(Items from a dataset)
_ _ _ _
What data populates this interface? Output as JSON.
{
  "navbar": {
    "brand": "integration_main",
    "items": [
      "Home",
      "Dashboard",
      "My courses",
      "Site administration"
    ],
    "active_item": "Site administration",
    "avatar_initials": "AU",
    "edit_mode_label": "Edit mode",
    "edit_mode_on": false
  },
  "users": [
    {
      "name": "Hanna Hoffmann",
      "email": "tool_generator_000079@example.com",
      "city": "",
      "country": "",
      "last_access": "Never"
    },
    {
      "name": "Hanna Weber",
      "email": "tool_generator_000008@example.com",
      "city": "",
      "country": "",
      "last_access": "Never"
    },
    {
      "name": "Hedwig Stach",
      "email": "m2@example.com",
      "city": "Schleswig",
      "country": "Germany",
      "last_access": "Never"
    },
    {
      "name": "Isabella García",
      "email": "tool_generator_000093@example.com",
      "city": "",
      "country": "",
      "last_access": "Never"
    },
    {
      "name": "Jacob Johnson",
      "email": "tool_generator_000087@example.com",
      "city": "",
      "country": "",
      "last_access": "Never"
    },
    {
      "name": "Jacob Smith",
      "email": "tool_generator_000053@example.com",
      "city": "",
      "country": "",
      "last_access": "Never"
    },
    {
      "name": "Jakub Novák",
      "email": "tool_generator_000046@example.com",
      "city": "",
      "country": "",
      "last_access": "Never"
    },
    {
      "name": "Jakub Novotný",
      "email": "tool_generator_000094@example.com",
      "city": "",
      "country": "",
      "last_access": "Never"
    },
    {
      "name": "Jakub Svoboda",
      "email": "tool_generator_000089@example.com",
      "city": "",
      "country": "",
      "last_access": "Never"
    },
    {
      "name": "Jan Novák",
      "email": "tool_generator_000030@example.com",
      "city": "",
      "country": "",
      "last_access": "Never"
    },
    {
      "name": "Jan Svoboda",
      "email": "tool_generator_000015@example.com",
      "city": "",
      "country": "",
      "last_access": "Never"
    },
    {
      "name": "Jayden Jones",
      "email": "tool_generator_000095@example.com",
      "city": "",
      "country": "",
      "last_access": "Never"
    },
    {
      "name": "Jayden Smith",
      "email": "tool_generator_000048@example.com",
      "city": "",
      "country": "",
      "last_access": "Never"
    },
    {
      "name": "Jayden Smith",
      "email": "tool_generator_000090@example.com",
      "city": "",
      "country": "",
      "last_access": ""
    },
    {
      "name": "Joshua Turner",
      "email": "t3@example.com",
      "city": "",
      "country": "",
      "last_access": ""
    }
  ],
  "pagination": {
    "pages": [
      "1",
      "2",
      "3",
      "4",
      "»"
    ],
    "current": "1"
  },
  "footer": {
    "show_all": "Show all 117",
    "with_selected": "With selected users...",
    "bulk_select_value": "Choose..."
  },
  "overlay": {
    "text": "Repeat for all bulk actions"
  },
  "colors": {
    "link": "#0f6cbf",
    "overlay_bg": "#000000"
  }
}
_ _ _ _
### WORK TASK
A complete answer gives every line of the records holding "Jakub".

### RESPONSE AREA
      "name": "Jakub Novák",
      "name": "Jakub Novotný",
      "name": "Jakub Svoboda",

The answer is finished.